Blockchain is a tool, not a silver bullet
Ultimately, building a sustainable future and meeting the Sustainable Development Goals will require a great dose of innovation and experimentation and even more importantly a “whole of government” approaches to work beyond silos. Blockchain technology, if used correctly, can accelerate and facilitate this transition and bring about shared an understanding of common goals and automatize trust, thanks to its decentralized, distributed nature. 
Nevertheless, it is important to keep in mind that blockchain technology cannot force people to behave in a way that benefits society and the environment. Change for a more sustainable world does not happen by itself. Blockchain technology and token inventive mechanisms have a great potential to facilitate the transition. However, the technology is just a tool, not a silver bullet.
Finally, as stated by Deanna Macdonald chief executive officer of BLOC, an open collaboration platform using blockchain:” All the elements to fight climate change don’t have much to do with blockchain at all. What the technology can do is provide opportunities for consumers, retailers and producers to choose practices that are sustainable, but the onus remains on people themselves.”
 Missimer M (2015). Social sustainability within the Framework for Strategic Sustainable Development. Blekinge Institute of Technology, Department of Strategic Sustainable Development. ISBN; 978–91–7295–307–9
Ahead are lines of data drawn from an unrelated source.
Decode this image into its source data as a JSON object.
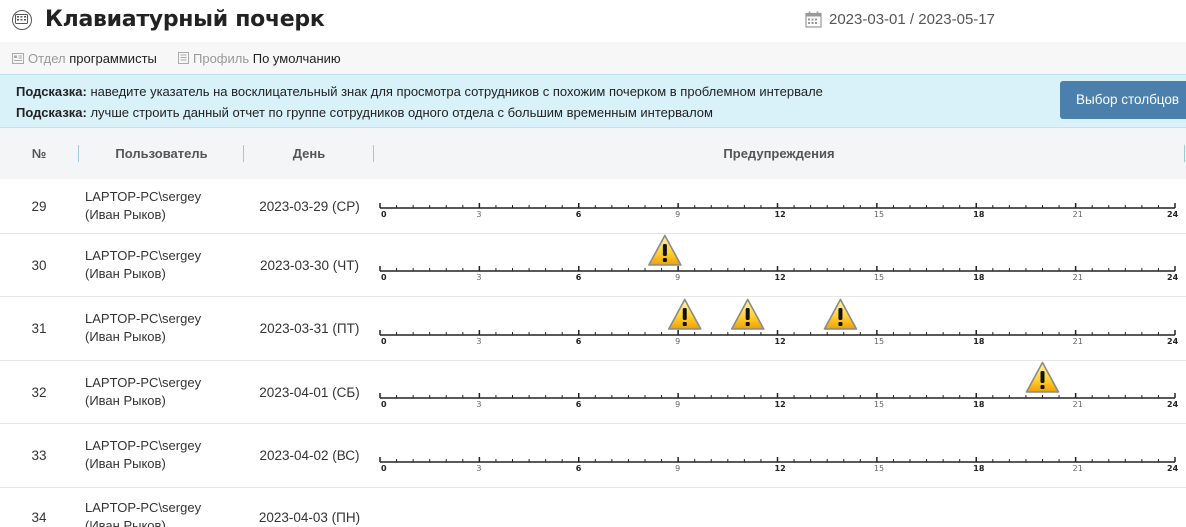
{
  "header": {
    "title": "Клавиатурный почерк",
    "title_icon": "keyboard-icon",
    "date_range": "2023-03-01 / 2023-05-17",
    "calendar_icon": "calendar-icon"
  },
  "filters": {
    "department_label": "Отдел",
    "department_value": "программисты",
    "profile_label": "Профиль",
    "profile_value": "По умолчанию"
  },
  "hints": {
    "prefix": "Подсказка:",
    "hint1": " наведите указатель на восклицательный знак для просмотра сотрудников с похожим почерком в проблемном интервале",
    "hint2": " лучше строить данный отчет по группе сотрудников одного отдела с большим временным интервалом",
    "columns_button": "Выбор столбцов"
  },
  "table": {
    "headers": {
      "num": "№",
      "user": "Пользователь",
      "day": "День",
      "warnings": "Предупреждения"
    },
    "axis_ticks": [
      "0",
      "3",
      "6",
      "9",
      "12",
      "15",
      "18",
      "21",
      "24"
    ],
    "rows": [
      {
        "num": "29",
        "user_line1": "LAPTOP-PC\\sergey",
        "user_line2": "(Иван Рыков)",
        "day": "2023-03-29 (СР)",
        "warning_hours": []
      },
      {
        "num": "30",
        "user_line1": "LAPTOP-PC\\sergey",
        "user_line2": "(Иван Рыков)",
        "day": "2023-03-30 (ЧТ)",
        "warning_hours": [
          8.6
        ]
      },
      {
        "num": "31",
        "user_line1": "LAPTOP-PC\\sergey",
        "user_line2": "(Иван Рыков)",
        "day": "2023-03-31 (ПТ)",
        "warning_hours": [
          9.2,
          11.1,
          13.9
        ]
      },
      {
        "num": "32",
        "user_line1": "LAPTOP-PC\\sergey",
        "user_line2": "(Иван Рыков)",
        "day": "2023-04-01 (СБ)",
        "warning_hours": [
          20.0
        ]
      },
      {
        "num": "33",
        "user_line1": "LAPTOP-PC\\sergey",
        "user_line2": "(Иван Рыков)",
        "day": "2023-04-02 (ВС)",
        "warning_hours": []
      },
      {
        "num": "34",
        "user_line1": "LAPTOP-PC\\sergey",
        "user_line2": "(Иван Рыков)",
        "day": "2023-04-03 (ПН)",
        "warning_hours": []
      }
    ]
  }
}
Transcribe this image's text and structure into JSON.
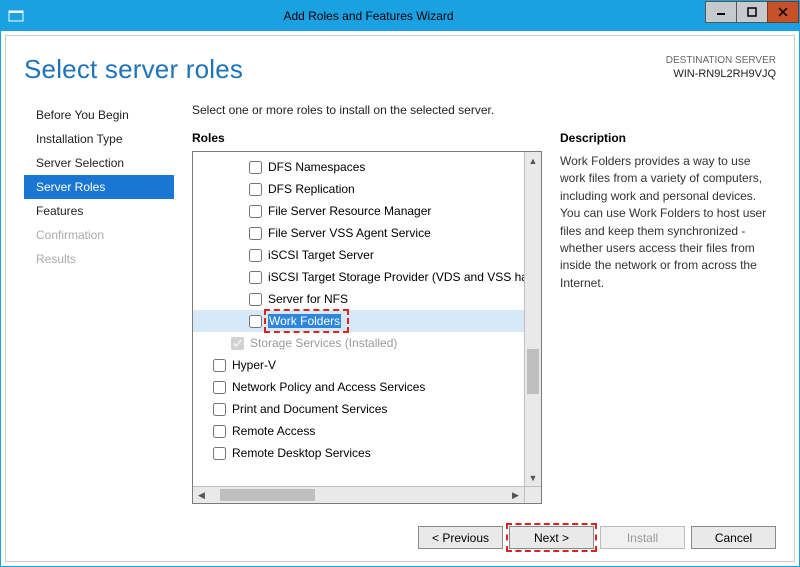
{
  "window": {
    "title": "Add Roles and Features Wizard"
  },
  "header": {
    "page_title": "Select server roles",
    "destination_label": "DESTINATION SERVER",
    "destination_name": "WIN-RN9L2RH9VJQ"
  },
  "sidebar": {
    "steps": [
      {
        "label": "Before You Begin",
        "state": "normal"
      },
      {
        "label": "Installation Type",
        "state": "normal"
      },
      {
        "label": "Server Selection",
        "state": "normal"
      },
      {
        "label": "Server Roles",
        "state": "active"
      },
      {
        "label": "Features",
        "state": "normal"
      },
      {
        "label": "Confirmation",
        "state": "disabled"
      },
      {
        "label": "Results",
        "state": "disabled"
      }
    ]
  },
  "main": {
    "instruction": "Select one or more roles to install on the selected server.",
    "roles_heading": "Roles",
    "description_heading": "Description",
    "description_text": "Work Folders provides a way to use work files from a variety of computers, including work and personal devices. You can use Work Folders to host user files and keep them synchronized - whether users access their files from inside the network or from across the Internet.",
    "roles": [
      {
        "label": "DFS Namespaces",
        "indent": 2,
        "checked": false,
        "disabled": false,
        "highlighted": false
      },
      {
        "label": "DFS Replication",
        "indent": 2,
        "checked": false,
        "disabled": false,
        "highlighted": false
      },
      {
        "label": "File Server Resource Manager",
        "indent": 2,
        "checked": false,
        "disabled": false,
        "highlighted": false
      },
      {
        "label": "File Server VSS Agent Service",
        "indent": 2,
        "checked": false,
        "disabled": false,
        "highlighted": false
      },
      {
        "label": "iSCSI Target Server",
        "indent": 2,
        "checked": false,
        "disabled": false,
        "highlighted": false
      },
      {
        "label": "iSCSI Target Storage Provider (VDS and VSS hardware providers)",
        "indent": 2,
        "checked": false,
        "disabled": false,
        "highlighted": false
      },
      {
        "label": "Server for NFS",
        "indent": 2,
        "checked": false,
        "disabled": false,
        "highlighted": false
      },
      {
        "label": "Work Folders",
        "indent": 2,
        "checked": false,
        "disabled": false,
        "highlighted": true
      },
      {
        "label": "Storage Services (Installed)",
        "indent": 1,
        "checked": true,
        "disabled": true,
        "highlighted": false
      },
      {
        "label": "Hyper-V",
        "indent": 0,
        "checked": false,
        "disabled": false,
        "highlighted": false
      },
      {
        "label": "Network Policy and Access Services",
        "indent": 0,
        "checked": false,
        "disabled": false,
        "highlighted": false
      },
      {
        "label": "Print and Document Services",
        "indent": 0,
        "checked": false,
        "disabled": false,
        "highlighted": false
      },
      {
        "label": "Remote Access",
        "indent": 0,
        "checked": false,
        "disabled": false,
        "highlighted": false
      },
      {
        "label": "Remote Desktop Services",
        "indent": 0,
        "checked": false,
        "disabled": false,
        "highlighted": false
      }
    ]
  },
  "buttons": {
    "previous": "< Previous",
    "next": "Next >",
    "install": "Install",
    "cancel": "Cancel"
  }
}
Blockchain — how can technology impact our journey to a sustainable future? was originally published in Data Driven Investor on Medium, where people are continuing the conversation by highlighting and responding to this story.